**What to produce:**
From the entries that follow, copy each line in which "location" appears.

[Page and application data records]
········

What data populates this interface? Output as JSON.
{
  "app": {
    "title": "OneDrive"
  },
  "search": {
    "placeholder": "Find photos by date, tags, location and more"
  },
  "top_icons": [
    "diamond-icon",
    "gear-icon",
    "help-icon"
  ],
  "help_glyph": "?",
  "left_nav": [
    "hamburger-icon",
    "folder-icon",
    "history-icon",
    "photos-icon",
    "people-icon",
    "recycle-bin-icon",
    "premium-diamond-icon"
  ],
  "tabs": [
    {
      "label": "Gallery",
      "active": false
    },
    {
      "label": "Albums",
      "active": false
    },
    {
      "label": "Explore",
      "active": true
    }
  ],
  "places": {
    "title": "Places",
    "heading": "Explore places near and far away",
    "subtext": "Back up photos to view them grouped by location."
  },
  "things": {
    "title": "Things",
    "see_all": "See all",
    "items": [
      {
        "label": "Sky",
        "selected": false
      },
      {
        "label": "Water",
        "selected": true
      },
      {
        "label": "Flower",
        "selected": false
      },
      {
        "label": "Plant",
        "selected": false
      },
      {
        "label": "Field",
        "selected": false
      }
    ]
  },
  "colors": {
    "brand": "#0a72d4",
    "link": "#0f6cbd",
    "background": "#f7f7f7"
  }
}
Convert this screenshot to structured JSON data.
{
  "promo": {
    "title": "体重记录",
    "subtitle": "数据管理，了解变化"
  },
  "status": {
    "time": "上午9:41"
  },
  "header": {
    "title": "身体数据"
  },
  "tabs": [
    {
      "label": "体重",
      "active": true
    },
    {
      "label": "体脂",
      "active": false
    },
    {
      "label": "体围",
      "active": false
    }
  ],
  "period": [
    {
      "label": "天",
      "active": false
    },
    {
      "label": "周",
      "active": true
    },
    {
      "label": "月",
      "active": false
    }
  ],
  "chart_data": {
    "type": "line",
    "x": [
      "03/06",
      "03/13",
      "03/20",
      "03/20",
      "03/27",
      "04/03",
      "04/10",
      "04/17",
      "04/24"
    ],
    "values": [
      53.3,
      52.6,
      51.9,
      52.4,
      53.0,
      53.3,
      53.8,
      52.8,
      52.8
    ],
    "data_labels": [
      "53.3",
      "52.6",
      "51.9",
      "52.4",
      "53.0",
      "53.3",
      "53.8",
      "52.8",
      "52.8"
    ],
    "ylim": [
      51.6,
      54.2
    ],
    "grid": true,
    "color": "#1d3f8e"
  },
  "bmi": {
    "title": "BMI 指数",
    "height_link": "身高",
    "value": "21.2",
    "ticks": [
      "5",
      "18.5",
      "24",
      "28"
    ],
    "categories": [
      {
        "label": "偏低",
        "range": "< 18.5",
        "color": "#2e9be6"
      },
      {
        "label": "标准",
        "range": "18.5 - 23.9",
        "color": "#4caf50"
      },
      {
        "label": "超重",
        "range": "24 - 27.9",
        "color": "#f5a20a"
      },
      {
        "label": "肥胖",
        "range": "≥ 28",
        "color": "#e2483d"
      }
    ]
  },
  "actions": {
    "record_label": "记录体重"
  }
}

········

**Result of the task:**
    "placeholder": "Find photos by date, tags, location and more"
    "subtext": "Back up photos to view them grouped by location."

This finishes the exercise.